Africa has an abundance of natural resources, including gold, diamonds, oil and uranium, which should make it one of the wealthiest regions in the world. However, over the last 14 years we have seen how international corporations, corrupt governments and the rest of the world have often inhibited the growth of Africa for their own gain. Charities in Africa, including African Development Trust, aim to empower the local communities so they can be in charge of building a future no longer dependent on aid for them and their families.
Why should I help Africa when their own Governments are corrupt?
Corrupt Governments are one reason why sub-Saharan Africa still has extreme poverty, but it is not the only reason.
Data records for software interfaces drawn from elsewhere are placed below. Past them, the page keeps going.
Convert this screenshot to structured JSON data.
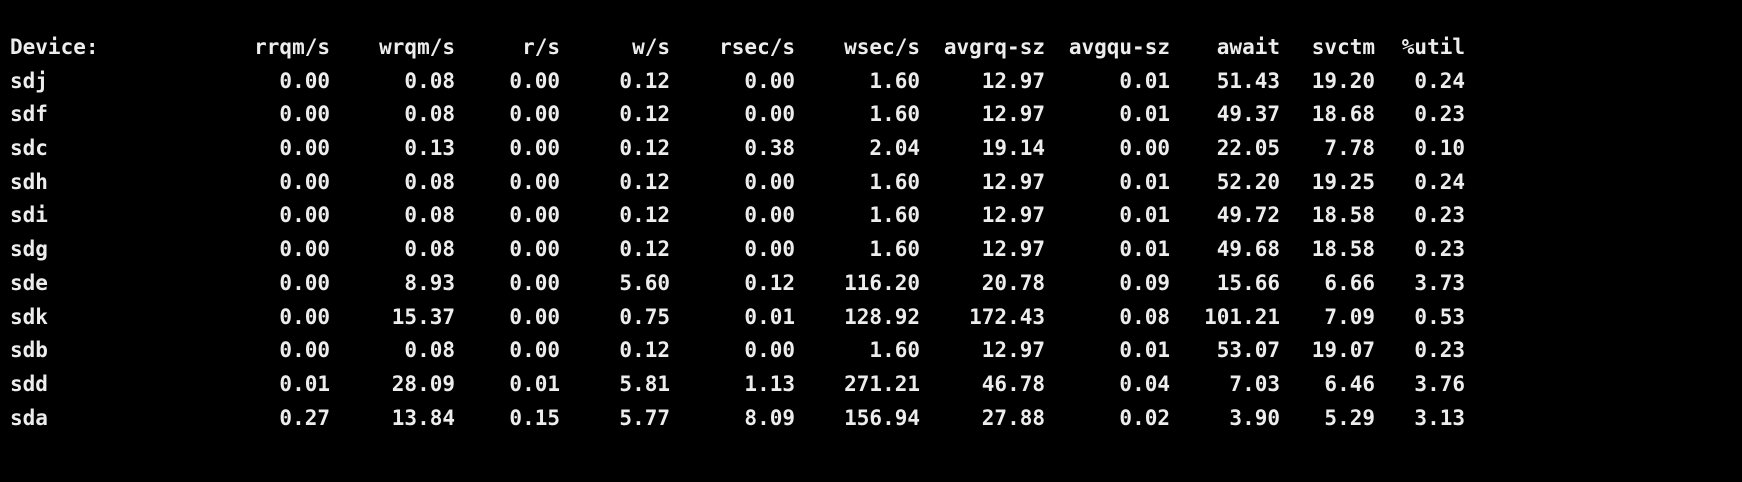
{
  "colors": {
    "background": "#000000",
    "text": "#ededed"
  },
  "headers": [
    "Device:",
    "rrqm/s",
    "wrqm/s",
    "r/s",
    "w/s",
    "rsec/s",
    "wsec/s",
    "avgrq-sz",
    "avgqu-sz",
    "await",
    "svctm",
    "%util"
  ],
  "rows": [
    [
      "sdj",
      "0.00",
      "0.08",
      "0.00",
      "0.12",
      "0.00",
      "1.60",
      "12.97",
      "0.01",
      "51.43",
      "19.20",
      "0.24"
    ],
    [
      "sdf",
      "0.00",
      "0.08",
      "0.00",
      "0.12",
      "0.00",
      "1.60",
      "12.97",
      "0.01",
      "49.37",
      "18.68",
      "0.23"
    ],
    [
      "sdc",
      "0.00",
      "0.13",
      "0.00",
      "0.12",
      "0.38",
      "2.04",
      "19.14",
      "0.00",
      "22.05",
      "7.78",
      "0.10"
    ],
    [
      "sdh",
      "0.00",
      "0.08",
      "0.00",
      "0.12",
      "0.00",
      "1.60",
      "12.97",
      "0.01",
      "52.20",
      "19.25",
      "0.24"
    ],
    [
      "sdi",
      "0.00",
      "0.08",
      "0.00",
      "0.12",
      "0.00",
      "1.60",
      "12.97",
      "0.01",
      "49.72",
      "18.58",
      "0.23"
    ],
    [
      "sdg",
      "0.00",
      "0.08",
      "0.00",
      "0.12",
      "0.00",
      "1.60",
      "12.97",
      "0.01",
      "49.68",
      "18.58",
      "0.23"
    ],
    [
      "sde",
      "0.00",
      "8.93",
      "0.00",
      "5.60",
      "0.12",
      "116.20",
      "20.78",
      "0.09",
      "15.66",
      "6.66",
      "3.73"
    ],
    [
      "sdk",
      "0.00",
      "15.37",
      "0.00",
      "0.75",
      "0.01",
      "128.92",
      "172.43",
      "0.08",
      "101.21",
      "7.09",
      "0.53"
    ],
    [
      "sdb",
      "0.00",
      "0.08",
      "0.00",
      "0.12",
      "0.00",
      "1.60",
      "12.97",
      "0.01",
      "53.07",
      "19.07",
      "0.23"
    ],
    [
      "sdd",
      "0.01",
      "28.09",
      "0.01",
      "5.81",
      "1.13",
      "271.21",
      "46.78",
      "0.04",
      "7.03",
      "6.46",
      "3.76"
    ],
    [
      "sda",
      "0.27",
      "13.84",
      "0.15",
      "5.77",
      "8.09",
      "156.94",
      "27.88",
      "0.02",
      "3.90",
      "5.29",
      "3.13"
    ]
  ]
}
Decades of being the victims of unfair trade agreements with the developed world and multinational corporations has also had an impact.
However, the vast majority of people living in extreme poverty have no opportunity to influence these things. They are the millions of families, children and elderly in Africa who have to struggle every day to survive. It is these people who African Development Trust run our projects for and it is these innocent people who need your support.
Is it not Africa’s problem that they are just having too many children?
The average woman in Africa will now give birth to 5.2 children in her lifetime which is significantly higher than the developed world. We know that this is not sustainable in the future, but without the education and medical supplies needed in sub-Saharan Africa to offer people an alternative it is unlikely to change in the future. This is why our holistic approach is essential to build a future for Africa outside of extreme poverty. See our projects in education and maternal health.
What long term impact is the poverty having on Africa?
Poverty is continuing to have a devastating impact in Africa. Today 20% of people living in Africa are malnourished. This is the highest number of malnourished people in any continent and is leading to associated medical problems and stunted growth in children.
With over 589 million people in Sub-Saharan Africa still living without electricity many still cook by burning whatever they can find, and diseases are rife with the lack of clean, safe drinking water. The impact of the extreme poverty can be seen everywhere in the region and many of the simple things we take for granted in the developed world are a long way from being seen in sub-Saharan Africa, including access to electricity and clean water.
How is African Development Trust making a difference?
The continued plight in Africa and inability to get out of the cycle of poverty means that a holistic approach to development is essential. Our extensive experience in Africa means that we know that Africa has been blessed with natural resources to make it successful, but it still has one of the highest amounts of people living in poverty because of poor governance and a lack of opportunities and genuine support from the international community to address the root causes of poverty. This has been worsened by the increase in natural disasters, including yearly droughts, and the environment being overexploited, such as deforestation.
We have seen in the region that the agricultural production has come to a standstill and that those affected by violence are twice as likely to be affected by hunger and are three times more likely to be out of school. These vulnerable families, 50 million orphans and people living in extreme poverty need to be given the opportunity to build a new future. Through our education projects, livelihood programmes and sponsorship we are making a real difference in sub-Saharan Africa.